Work instructions:
Write the listing below out again exactly, dropping the images.
** Opening Information block **
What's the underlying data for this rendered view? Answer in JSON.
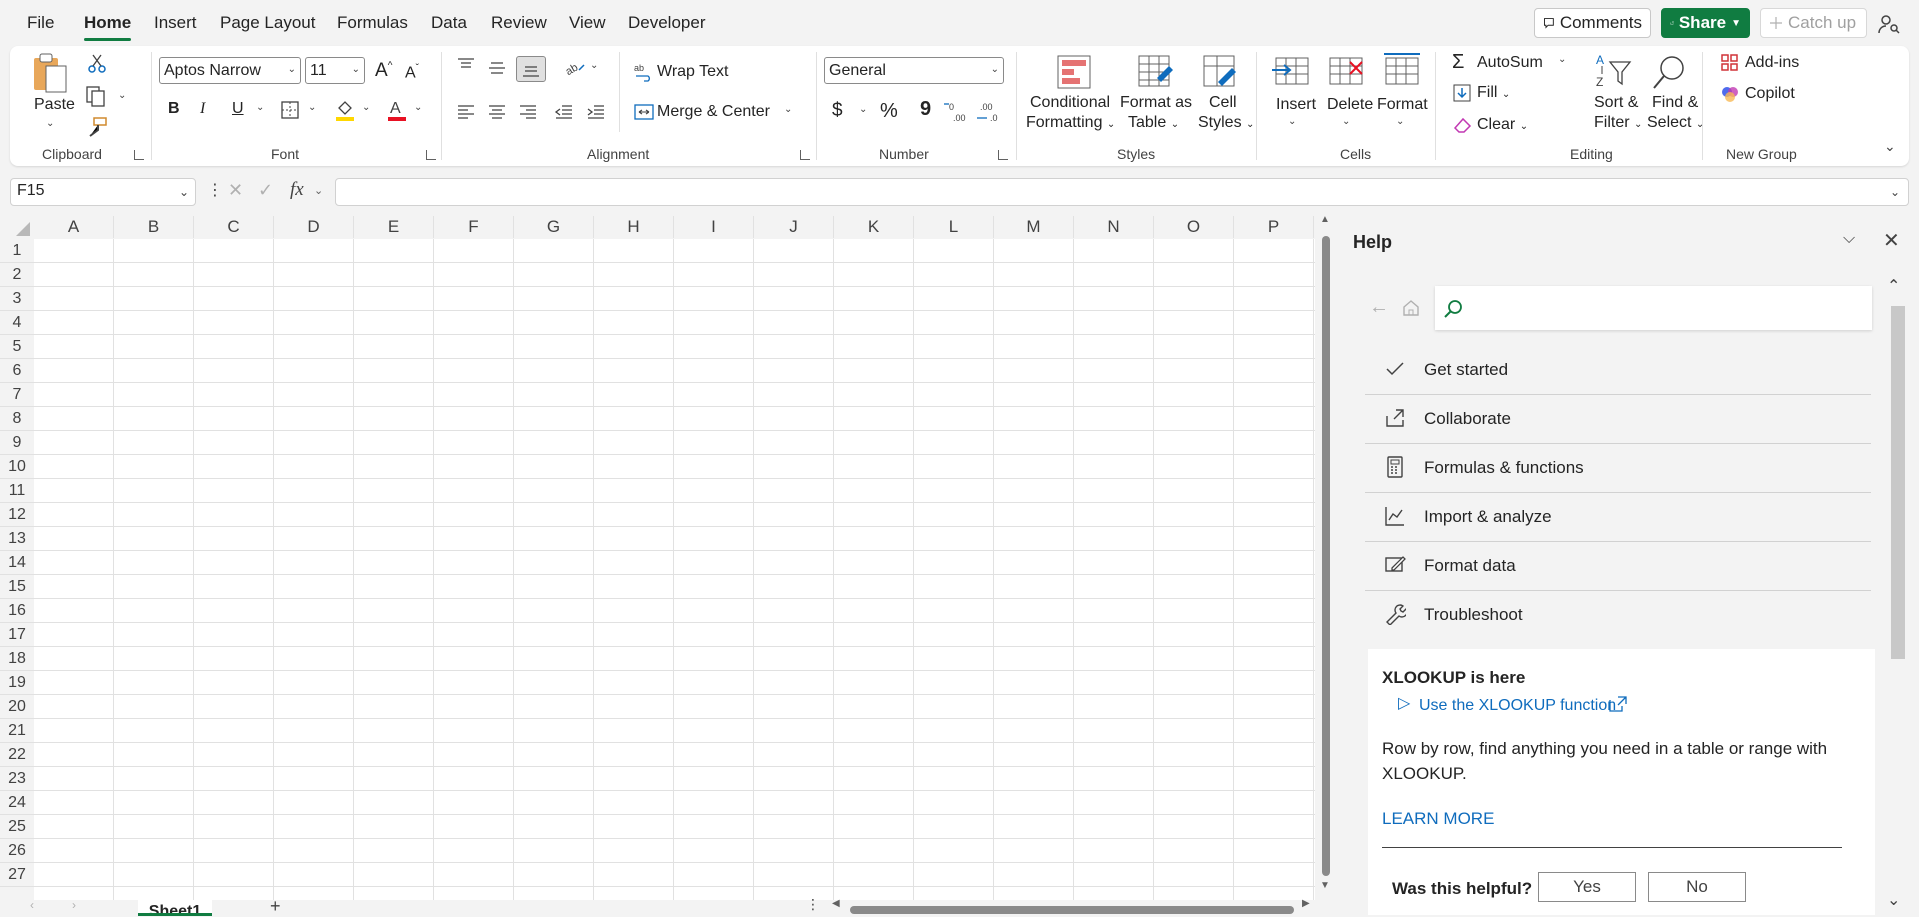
{
  "menu": {
    "tabs": [
      "File",
      "Home",
      "Insert",
      "Page Layout",
      "Formulas",
      "Data",
      "Review",
      "View",
      "Developer"
    ],
    "active_tab": "Home",
    "comments_label": "Comments",
    "share_label": "Share",
    "catch_up_label": "Catch up"
  },
  "ribbon": {
    "clipboard": {
      "group_label": "Clipboard",
      "paste_label": "Paste"
    },
    "font": {
      "group_label": "Font",
      "font_name": "Aptos Narrow",
      "font_size": "11",
      "bold": "B",
      "italic": "I",
      "underline": "U",
      "grow": "A",
      "shrink": "A"
    },
    "alignment": {
      "group_label": "Alignment",
      "wrap_text_label": "Wrap Text",
      "merge_center_label": "Merge & Center"
    },
    "number": {
      "group_label": "Number",
      "format_value": "General",
      "currency": "$",
      "percent": "%",
      "comma": "9"
    },
    "styles": {
      "group_label": "Styles",
      "conditional_line1": "Conditional",
      "conditional_line2": "Formatting",
      "format_table_line1": "Format as",
      "format_table_line2": "Table",
      "cell_styles_line1": "Cell",
      "cell_styles_line2": "Styles"
    },
    "cells": {
      "group_label": "Cells",
      "insert_label": "Insert",
      "delete_label": "Delete",
      "format_label": "Format"
    },
    "editing": {
      "group_label": "Editing",
      "autosum_label": "AutoSum",
      "fill_label": "Fill",
      "clear_label": "Clear",
      "sort_line1": "Sort &",
      "sort_line2": "Filter",
      "find_line1": "Find &",
      "find_line2": "Select"
    },
    "new_group": {
      "group_label": "New Group",
      "addins_label": "Add-ins",
      "copilot_label": "Copilot"
    }
  },
  "formula_bar": {
    "name_box_value": "F15",
    "fx_label": "fx",
    "formula_value": ""
  },
  "sheet": {
    "columns": [
      "A",
      "B",
      "C",
      "D",
      "E",
      "F",
      "G",
      "H",
      "I",
      "J",
      "K",
      "L",
      "M",
      "N",
      "O",
      "P"
    ],
    "rows": [
      "1",
      "2",
      "3",
      "4",
      "5",
      "6",
      "7",
      "8",
      "9",
      "10",
      "11",
      "12",
      "13",
      "14",
      "15",
      "16",
      "17",
      "18",
      "19",
      "20",
      "21",
      "22",
      "23",
      "24",
      "25",
      "26",
      "27"
    ],
    "active_sheet_tab": "Sheet1",
    "add_sheet": "+"
  },
  "help_pane": {
    "title": "Help",
    "search_placeholder": "",
    "items": [
      {
        "label": "Get started",
        "icon": "check-icon"
      },
      {
        "label": "Collaborate",
        "icon": "share-icon"
      },
      {
        "label": "Formulas & functions",
        "icon": "calculator-icon"
      },
      {
        "label": "Import & analyze",
        "icon": "chart-icon"
      },
      {
        "label": "Format data",
        "icon": "format-icon"
      },
      {
        "label": "Troubleshoot",
        "icon": "wrench-icon"
      }
    ],
    "card": {
      "title": "XLOOKUP is here",
      "link_label": "Use the XLOOKUP function",
      "description": "Row by row, find anything you need in a table or range with XLOOKUP.",
      "learn_more": "LEARN MORE",
      "helpful_question": "Was this helpful?",
      "yes_label": "Yes",
      "no_label": "No"
    }
  },
  "colors": {
    "accent_green": "#107c41",
    "share_green": "#107c41",
    "link_blue": "#0f6cbd",
    "red": "#e81123"
  }
}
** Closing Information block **
Output below:
What's the underlying data for this rendered view? Answer in JSON.
{
  "menu": {
    "tabs": [
      "File",
      "Home",
      "Insert",
      "Page Layout",
      "Formulas",
      "Data",
      "Review",
      "View",
      "Developer"
    ],
    "active_tab": "Home",
    "comments_label": "Comments",
    "share_label": "Share",
    "catch_up_label": "Catch up"
  },
  "ribbon": {
    "clipboard": {
      "group_label": "Clipboard",
      "paste_label": "Paste"
    },
    "font": {
      "group_label": "Font",
      "font_name": "Aptos Narrow",
      "font_size": "11",
      "bold": "B",
      "italic": "I",
      "underline": "U",
      "grow": "A",
      "shrink": "A"
    },
    "alignment": {
      "group_label": "Alignment",
      "wrap_text_label": "Wrap Text",
      "merge_center_label": "Merge & Center"
    },
    "number": {
      "group_label": "Number",
      "format_value": "General",
      "currency": "$",
      "percent": "%",
      "comma": "9"
    },
    "styles": {
      "group_label": "Styles",
      "conditional_line1": "Conditional",
      "conditional_line2": "Formatting",
      "format_table_line1": "Format as",
      "format_table_line2": "Table",
      "cell_styles_line1": "Cell",
      "cell_styles_line2": "Styles"
    },
    "cells": {
      "group_label": "Cells",
      "insert_label": "Insert",
      "delete_label": "Delete",
      "format_label": "Format"
    },
    "editing": {
      "group_label": "Editing",
      "autosum_label": "AutoSum",
      "fill_label": "Fill",
      "clear_label": "Clear",
      "sort_line1": "Sort &",
      "sort_line2": "Filter",
      "find_line1": "Find &",
      "find_line2": "Select"
    },
    "new_group": {
      "group_label": "New Group",
      "addins_label": "Add-ins",
      "copilot_label": "Copilot"
    }
  },
  "formula_bar": {
    "name_box_value": "F15",
    "fx_label": "fx",
    "formula_value": ""
  },
  "sheet": {
    "columns": [
      "A",
      "B",
      "C",
      "D",
      "E",
      "F",
      "G",
      "H",
      "I",
      "J",
      "K",
      "L",
      "M",
      "N",
      "O",
      "P"
    ],
    "rows": [
      "1",
      "2",
      "3",
      "4",
      "5",
      "6",
      "7",
      "8",
      "9",
      "10",
      "11",
      "12",
      "13",
      "14",
      "15",
      "16",
      "17",
      "18",
      "19",
      "20",
      "21",
      "22",
      "23",
      "24",
      "25",
      "26",
      "27"
    ],
    "active_sheet_tab": "Sheet1",
    "add_sheet": "+"
  },
  "help_pane": {
    "title": "Help",
    "search_placeholder": "",
    "items": [
      {
        "label": "Get started",
        "icon": "check-icon"
      },
      {
        "label": "Collaborate",
        "icon": "share-icon"
      },
      {
        "label": "Formulas & functions",
        "icon": "calculator-icon"
      },
      {
        "label": "Import & analyze",
        "icon": "chart-icon"
      },
      {
        "label": "Format data",
        "icon": "format-icon"
      },
      {
        "label": "Troubleshoot",
        "icon": "wrench-icon"
      }
    ],
    "card": {
      "title": "XLOOKUP is here",
      "link_label": "Use the XLOOKUP function",
      "description": "Row by row, find anything you need in a table or range with XLOOKUP.",
      "learn_more": "LEARN MORE",
      "helpful_question": "Was this helpful?",
      "yes_label": "Yes",
      "no_label": "No"
    }
  },
  "colors": {
    "accent_green": "#107c41",
    "share_green": "#107c41",
    "link_blue": "#0f6cbd",
    "red": "#e81123"
  }
}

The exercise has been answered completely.